Today, design in the worlds of infrastructure and engineering is treated as a lower-order commodity task. Off-shoring and colonisation of rule-based design by computers could reinforce this trend. But higher order design (that is shaping, not just detailing) is lacking. It’s much needed and potentially lucrative. In a previous post I reported a real example that delivered a 700-fold return on investment (see the case study details here).
Intentional design is both an attitude and approach. The attitude reflects a belief that better solutions can be achieved by design. The approach involves intentionally shaping projects and their enabling environment to achieve superior, bankable and sustainable returns. The work is done in a highly collaborative manner, with an awareness of and focus not just on the technical aspects required for success, but also the human aspects. It’s a very practical, outcome-focused approach to engineering innovation employing methods like systems thinking, powered by strategic questions.
Intentional design delivers a rapid ROI
Organisations that apply intentional design to their infrastructure challenges can achieve a substantial and rapid return on investment.
How can such a bold claim be made? There are several reasons, well substantiated by experience and case studies. Consider these facts:
- The investment required to practice intentional design is often very small in relation to planning and design costs, let alone overall capital and operating costs of infrastructure assets.
- The efficiency dividend or cost savings required to offset the upfront investment is a very small, achievable percentage of the overall project costs.
- Intentional design doesn’t require substantially more people, skills and effort than would otherwise have occurred. Rather it seeks to better align and use that effort.
- When effort can be better placed, it infers that any prior allocation of effort was sub-optimal. That is, the effort would have been unproductive and incur cost unnecessarily.

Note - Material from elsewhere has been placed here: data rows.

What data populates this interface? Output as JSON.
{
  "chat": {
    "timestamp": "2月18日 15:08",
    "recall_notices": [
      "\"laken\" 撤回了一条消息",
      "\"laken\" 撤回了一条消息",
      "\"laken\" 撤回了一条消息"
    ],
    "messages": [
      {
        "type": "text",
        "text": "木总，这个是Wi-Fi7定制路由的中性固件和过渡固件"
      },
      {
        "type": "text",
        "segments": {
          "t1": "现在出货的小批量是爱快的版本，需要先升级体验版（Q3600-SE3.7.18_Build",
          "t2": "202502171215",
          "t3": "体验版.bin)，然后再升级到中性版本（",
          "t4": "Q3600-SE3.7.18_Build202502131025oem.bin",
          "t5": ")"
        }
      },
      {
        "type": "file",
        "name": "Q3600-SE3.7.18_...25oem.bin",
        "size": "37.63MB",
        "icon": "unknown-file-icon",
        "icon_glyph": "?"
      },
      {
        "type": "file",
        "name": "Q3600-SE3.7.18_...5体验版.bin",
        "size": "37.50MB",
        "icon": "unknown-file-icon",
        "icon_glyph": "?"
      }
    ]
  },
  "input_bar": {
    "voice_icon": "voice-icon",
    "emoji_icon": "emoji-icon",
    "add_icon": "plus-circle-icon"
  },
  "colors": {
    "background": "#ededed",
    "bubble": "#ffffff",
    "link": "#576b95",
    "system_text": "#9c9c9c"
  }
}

- Innovative solutions often don’t require advanced technology but proven, appropriate technology, which reduces the overall risk profile.

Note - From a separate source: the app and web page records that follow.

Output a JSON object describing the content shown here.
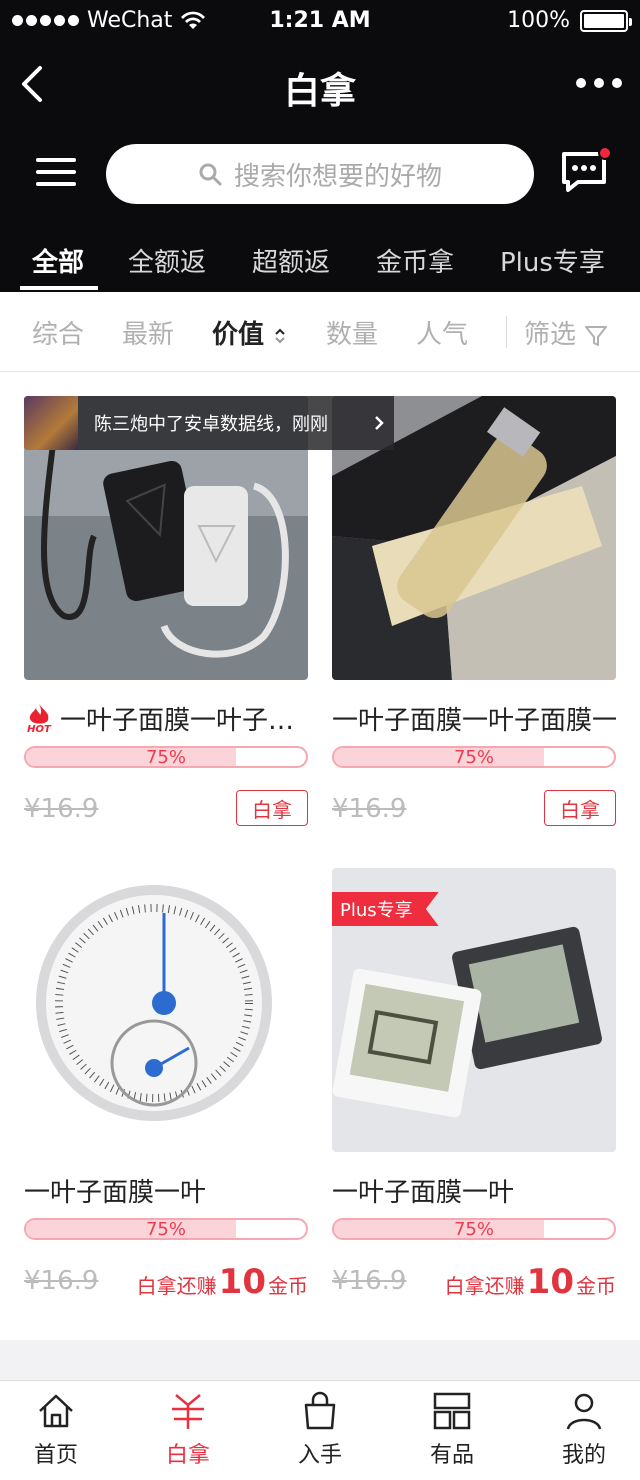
{
  "status_bar": {
    "carrier": "WeChat",
    "time": "1:21 AM",
    "battery": "100%"
  },
  "nav": {
    "title": "白拿"
  },
  "search": {
    "placeholder": "搜索你想要的好物"
  },
  "tabs": [
    "全部",
    "全额返",
    "超额返",
    "金币拿",
    "Plus专享"
  ],
  "sort": {
    "items": [
      "综合",
      "最新",
      "价值",
      "数量",
      "人气"
    ],
    "filter": "筛选",
    "active": "价值"
  },
  "ticker": {
    "text": "陈三炮中了安卓数据线，刚刚"
  },
  "products": [
    {
      "name": "一叶子面膜一叶子面膜一叶子面膜",
      "progress_label": "75%",
      "progress": 0.75,
      "price": "¥16.9",
      "action": "白拿",
      "badge": "HOT"
    },
    {
      "name": "一叶子面膜一叶子面膜一叶子面膜",
      "progress_label": "75%",
      "progress": 0.75,
      "price": "¥16.9",
      "action": "白拿"
    },
    {
      "name": "一叶子面膜一叶",
      "progress_label": "75%",
      "progress": 0.75,
      "price": "¥16.9",
      "earn_prefix": "白拿还赚",
      "earn_num": "10",
      "earn_unit": "金币"
    },
    {
      "name": "一叶子面膜一叶",
      "progress_label": "75%",
      "progress": 0.75,
      "price": "¥16.9",
      "earn_prefix": "白拿还赚",
      "earn_num": "10",
      "earn_unit": "金币",
      "ribbon": "Plus专享"
    }
  ],
  "bottom_tabs": [
    {
      "label": "首页",
      "icon": "home-icon"
    },
    {
      "label": "白拿",
      "icon": "yen-icon"
    },
    {
      "label": "入手",
      "icon": "bag-icon"
    },
    {
      "label": "有品",
      "icon": "grid-icon"
    },
    {
      "label": "我的",
      "icon": "user-icon"
    }
  ],
  "colors": {
    "accent": "#ec2f3f",
    "header_bg": "#0b0b0d",
    "progress_fill": "#fbd4da"
  }
}
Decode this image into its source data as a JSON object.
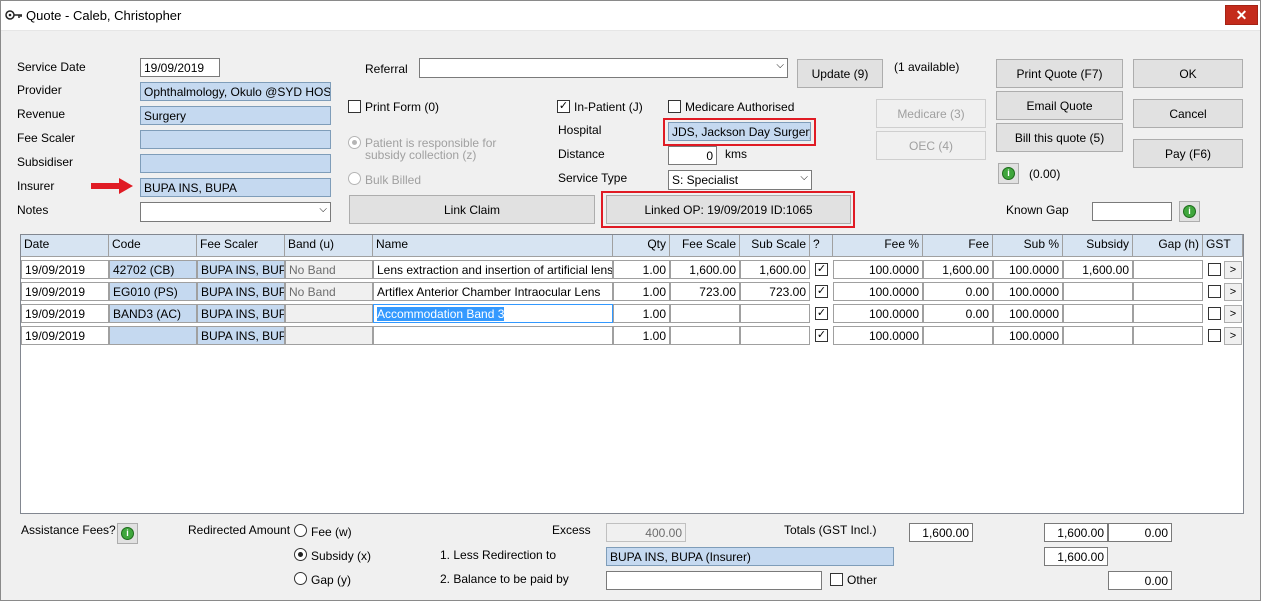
{
  "window": {
    "title": "Quote - Caleb, Christopher",
    "close_label": "✕"
  },
  "left_form": {
    "service_date_label": "Service Date",
    "service_date": "19/09/2019",
    "provider_label": "Provider",
    "provider": "Ophthalmology, Okulo @SYD HOSP",
    "revenue_label": "Revenue",
    "revenue": "Surgery",
    "fee_scaler_label": "Fee Scaler",
    "fee_scaler": "",
    "subsidiser_label": "Subsidiser",
    "subsidiser": "",
    "insurer_label": "Insurer",
    "insurer": "BUPA INS, BUPA",
    "notes_label": "Notes",
    "notes": ""
  },
  "middle": {
    "referral_label": "Referral",
    "referral": "",
    "update_label": "Update (9)",
    "available_text": "(1 available)",
    "print_form_label": "Print Form (0)",
    "patient_responsible_label": "Patient is responsible for subsidy collection (z)",
    "bulk_billed_label": "Bulk Billed",
    "link_claim_label": "Link Claim",
    "in_patient_label": "In-Patient (J)",
    "medicare_authorised_label": "Medicare Authorised",
    "hospital_label": "Hospital",
    "hospital": "JDS, Jackson Day Surgery",
    "distance_label": "Distance",
    "distance": "0",
    "distance_unit": "kms",
    "service_type_label": "Service Type",
    "service_type": "S: Specialist",
    "linked_op_label": "Linked OP: 19/09/2019 ID:1065",
    "medicare_btn_label": "Medicare (3)",
    "oec_btn_label": "OEC (4)"
  },
  "right_buttons": {
    "print_quote": "Print Quote (F7)",
    "email_quote": "Email Quote",
    "bill_quote": "Bill this quote (5)",
    "ok": "OK",
    "cancel": "Cancel",
    "pay": "Pay (F6)",
    "info_amount": "(0.00)",
    "known_gap_label": "Known Gap",
    "known_gap": ""
  },
  "grid": {
    "columns": [
      "Date",
      "Code",
      "Fee Scaler",
      "Band (u)",
      "Name",
      "Qty",
      "Fee Scale",
      "Sub Scale",
      "?",
      "Fee %",
      "Fee",
      "Sub %",
      "Subsidy",
      "Gap (h)",
      "GST"
    ],
    "rows": [
      {
        "date": "19/09/2019",
        "code": "42702 (CB)",
        "fee_scaler": "BUPA INS, BUPA",
        "band": "No Band",
        "name": "Lens extraction and insertion of artificial lens",
        "qty": "1.00",
        "fee_scale": "1,600.00",
        "sub_scale": "1,600.00",
        "q": "✓",
        "fee_pct": "100.0000",
        "fee": "1,600.00",
        "sub_pct": "100.0000",
        "subsidy": "1,600.00",
        "gap": "",
        "gst": "",
        "more": ">"
      },
      {
        "date": "19/09/2019",
        "code": "EG010 (PS)",
        "fee_scaler": "BUPA INS, BUPA",
        "band": "No Band",
        "name": "Artiflex Anterior Chamber Intraocular Lens",
        "qty": "1.00",
        "fee_scale": "723.00",
        "sub_scale": "723.00",
        "q": "✓",
        "fee_pct": "100.0000",
        "fee": "0.00",
        "sub_pct": "100.0000",
        "subsidy": "",
        "gap": "",
        "gst": "",
        "more": ">"
      },
      {
        "date": "19/09/2019",
        "code": "BAND3 (AC)",
        "fee_scaler": "BUPA INS, BUPA",
        "band": "",
        "name": "Accommodation Band 3",
        "qty": "1.00",
        "fee_scale": "",
        "sub_scale": "",
        "q": "✓",
        "fee_pct": "100.0000",
        "fee": "0.00",
        "sub_pct": "100.0000",
        "subsidy": "",
        "gap": "",
        "gst": "",
        "more": ">"
      },
      {
        "date": "19/09/2019",
        "code": "",
        "fee_scaler": "BUPA INS, BUPA",
        "band": "",
        "name": "",
        "qty": "1.00",
        "fee_scale": "",
        "sub_scale": "",
        "q": "✓",
        "fee_pct": "100.0000",
        "fee": "",
        "sub_pct": "100.0000",
        "subsidy": "",
        "gap": "",
        "gst": "",
        "more": ">"
      }
    ]
  },
  "footer": {
    "assistance_fees_label": "Assistance Fees?",
    "redirected_amount_label": "Redirected Amount",
    "fee_radio": "Fee (w)",
    "subsidy_radio": "Subsidy (x)",
    "gap_radio": "Gap (y)",
    "excess_label": "Excess",
    "excess": "400.00",
    "less_redirection_label": "1. Less Redirection to",
    "less_redirection": "BUPA INS, BUPA (Insurer)",
    "balance_label": "2. Balance to be paid by",
    "balance": "",
    "other_label": "Other",
    "totals_label": "Totals (GST Incl.)",
    "total_fee": "1,600.00",
    "total_subsidy": "1,600.00",
    "total_gap": "0.00",
    "redirected_value": "1,600.00",
    "balance_value": "0.00"
  }
}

- Risks to project delivery, particularly customer, social and stakeholder risks, can be eliminated by design. The result is a smoother passage for the project reducing time delays and costs that can often become a material proportion of total costs and even kill a project.
- Experience indicates that the scope of projects is often simplified. The footprint and resource costs can be reduced, not only reducing capital but also operating costs.
Indeed, studies suggest that project cost savings in the order of 20 percent could be readily achieved . While the potential for cost savings are obviously greatest at the outset of a project, don’t assume important savings can be achieved during operational phases.
Achieving more bankable assets
Consider also the benefits to revenue streams from infrastructure that users genuinely enjoy and gain value from using because they’ve been designed to achieve this outcome.
Reduced project costs and greater consumer willingness to pay with heightened revenue security all help to close the financial gap, while the saved capital can be productively deployed elsewhere. This is clearly an outcome sought by public and private investors alike.
Triggering engineering innovation
Practical experience proves that intentional design can inspire and energise even the most old-school engineer. While it’s a contemporary extension and revitalisation of engineering, it does require a shift in mindset and practice. So facilitation is necessary, at least in the early days of its application.
Interested? Then get more information on the nature, practice and benefits of intentional design here.
 N.S. Fleming and K. Marr (2013) ‘Deep Insights to Business Value Creation from Sustainability’, World Engineers Summit, Sands Expo and Convention Centre, Singapore.